Front and back covered porch areas are designed as a sanctuary to escape the sun’s hot rays. Instead of utilizing this area, most people prefer to be indoors on hot days. This is mostly because the stagnant air makes the air hot whether standing in the sun, or under the shade of the porch. But adding ceiling fans to the porches will create spaces that people will use on hot summer days.
The ceiling fan locations should be every 16 feet and should be a minimum of 4 feet in blade width. This will ensure the maximum amount of air movement. Because of the open structure of a porch, the amount of air movement is going to be generally straight down from the fan. But if the center of the fans are only 16 feet apart, this makes the fans really only 8 feet apart from the tips of the blades. The amount of dead air is thus minimal.

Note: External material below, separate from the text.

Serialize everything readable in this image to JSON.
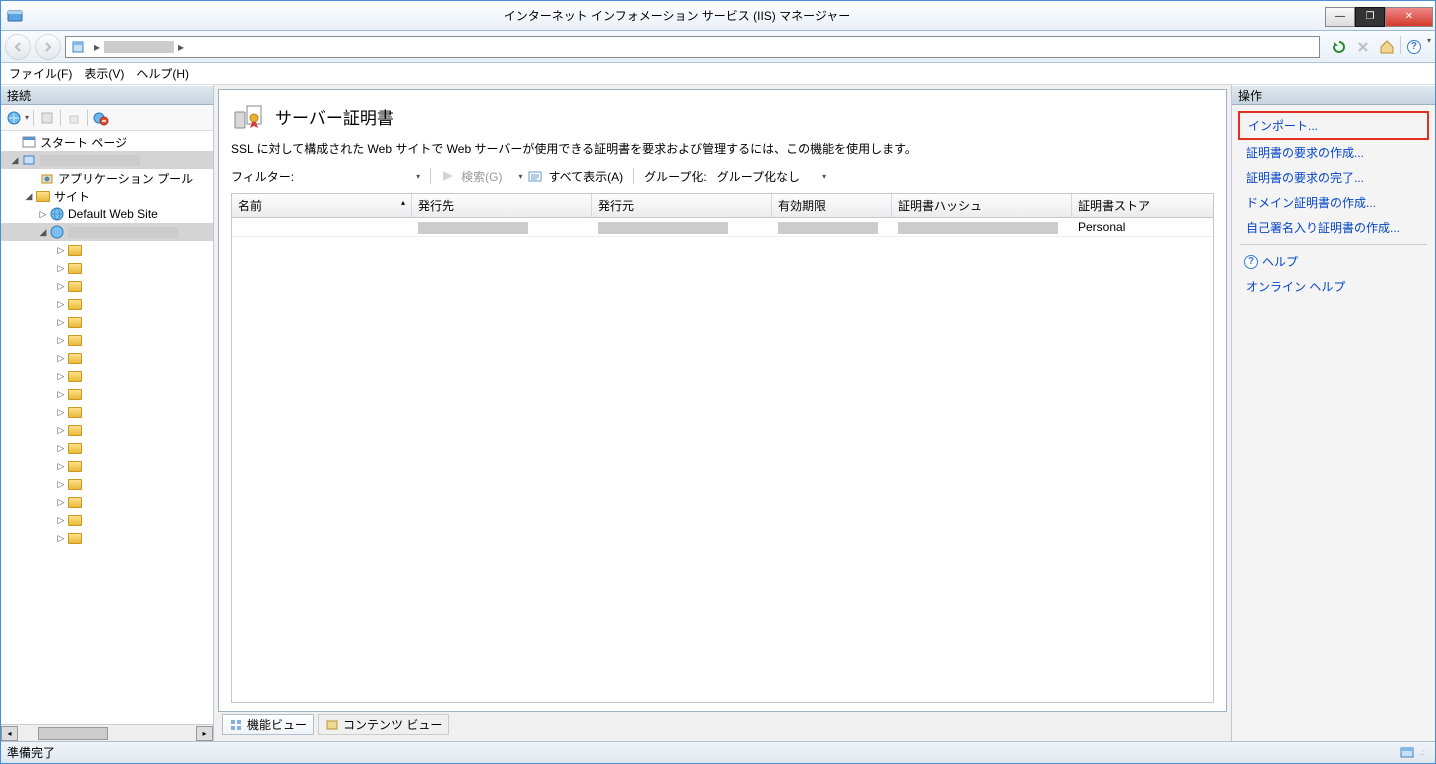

If the porch is a square structure, one large fan may be adequate to move enough air for comfortable temperatures.
Fans do not draw much electricity and can be wired on one circuit with one switch for the entire porch. The fans are typically 15 amps and require a 15 amp breaker at the circuit panel. If the fans have lighting attached to them, a separate switch and 15 amp breaker should be dedicated to this circuit. 15 amp circuits require 14 AWG 2 wire romex cable. This wiring always includes a ground and is grounded at each fan and at the panel.
Ceiling fans can dramatically lower the outdoor temperature of a small area such as a porch. With the strategic placement of fans along a long front porch, or even a small covered patio, your guests can enjoy the great outdoors in the summer heat, without feeling it. This concept is not a new one. The southern plantation house have used ceiling fans to cool their porches and homes since the early 1900’s. Becoming part of this tradition is something that is not only historical, but also very green, which just happens to be trendy.